  1. River mouth access: Persons may boat or walk up the river from its mouth at Cook Inlet (staying below the ordinary high water mark and not entering the uplands).
  2. Section line access: There is a 50 foot section line easement on the east side of the western line of Sections 19 and 30 on Kenai Peninsula Borough property that can be reached from mile 1.2 of the Pan Am Road. The section line easement meets the river about three-quarters of a mile upstream from Cook Inlet. A natural gas pipeline has been buried in a portion of this easement.
  3. Mile 7: At mile 7 of the Pan Am Road (at the old gauging station, cable crossing) there is a trail easement and a one-half acre site easement for public access to the river. Fishing and hunting are not permitted from or on the access easement.
  4. The Pan Am Road may be accessed via a public access easement on Chuitbuna Lake.

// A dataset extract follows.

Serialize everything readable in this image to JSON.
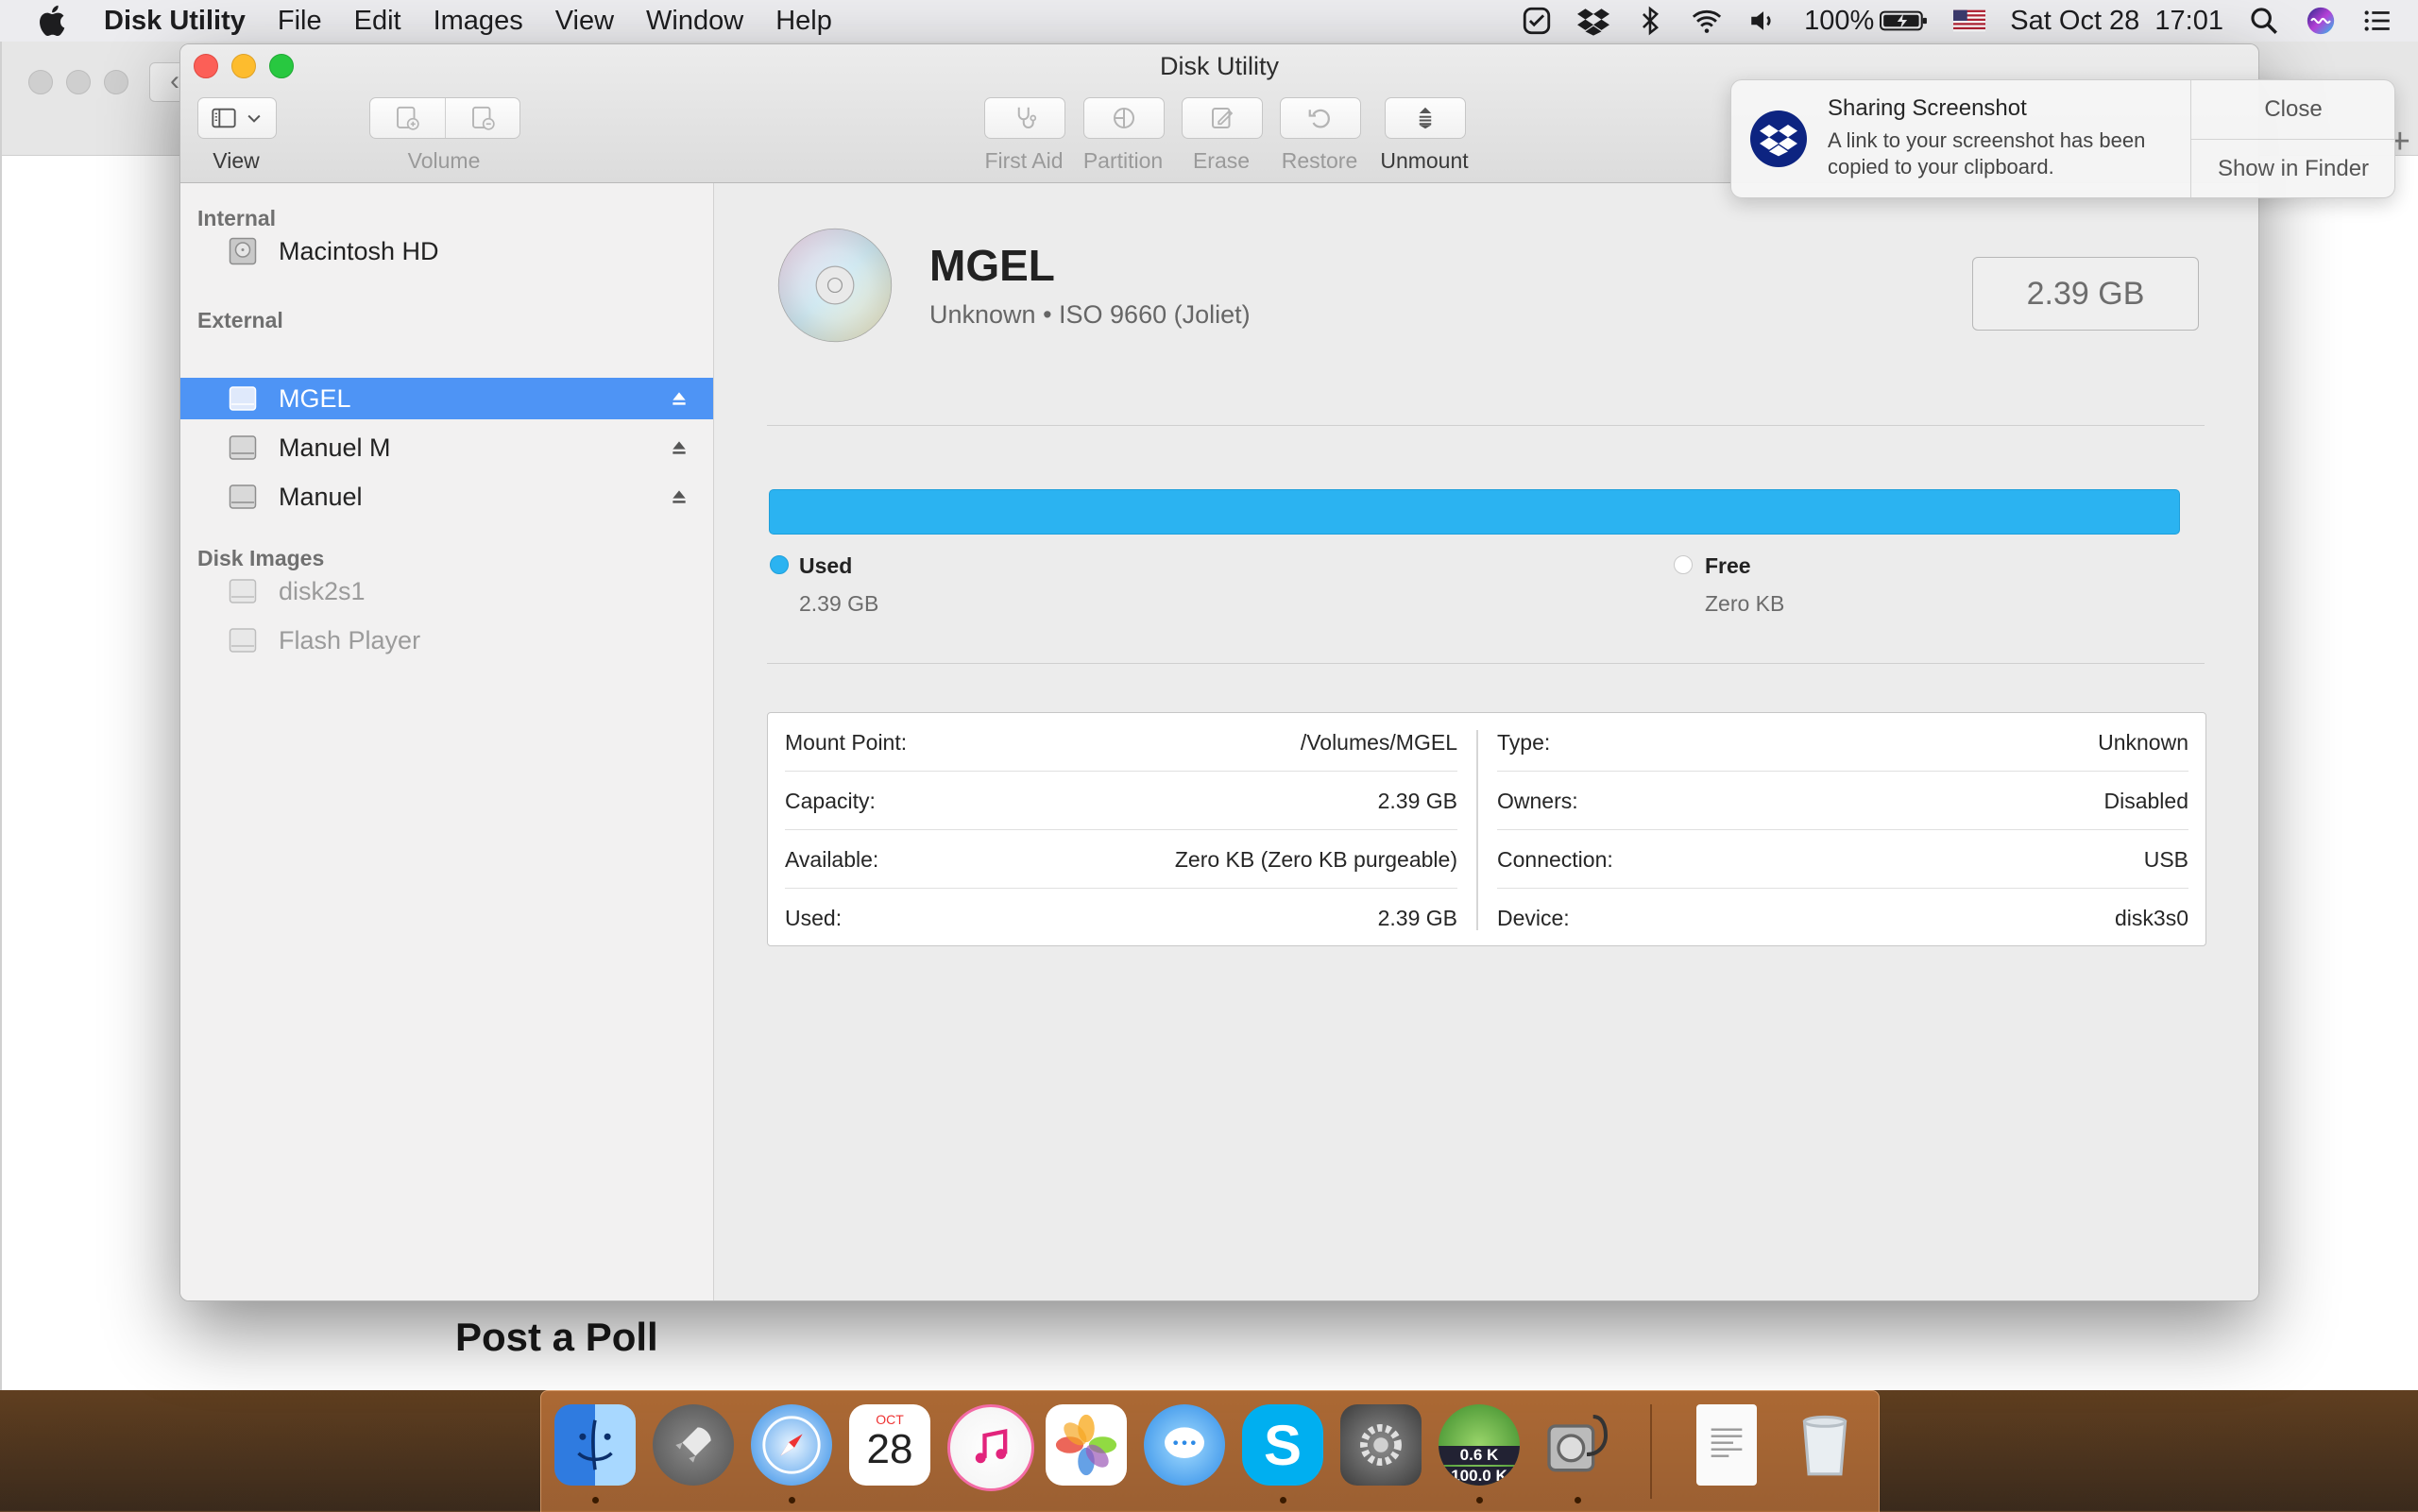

  5. The public may not use the old road that runs south from the Pan Am Road to the river about a mile west of Chuitbuna Lake. It is on private property and is not a public easement.
  6. At mile 9 of the Pan Am Road, it is possible to put rafts or canoes in at Lone Creek from the 100 foot road easement and float to the Chuit River, continuing to the river mouth. However, there is no public easement for the Pan Am Road in section 20 where it crosses private property before reaching Lone Creek. Permission from TNC and the other private property owner would be required to cross the private property in order to reach Lone Creek from the Pan Am Road. The state has an alternate easement to build a road around the private property, but as of this printing no road has been constructed.
  7. The Beluga Road may no longer provide a public right-of-way all the way to the Pan Am Road. A portion of the Beluga Road crosses privately owned property just north of where it intersects the Pan Am Road. Permission of the landowner would be required to cross this private property.
  8. The powerline and pipeline routes depicted on the map are included as landmarks only; they are not public access easements.
*For the official record descriptions of the easements described above, contact BLM.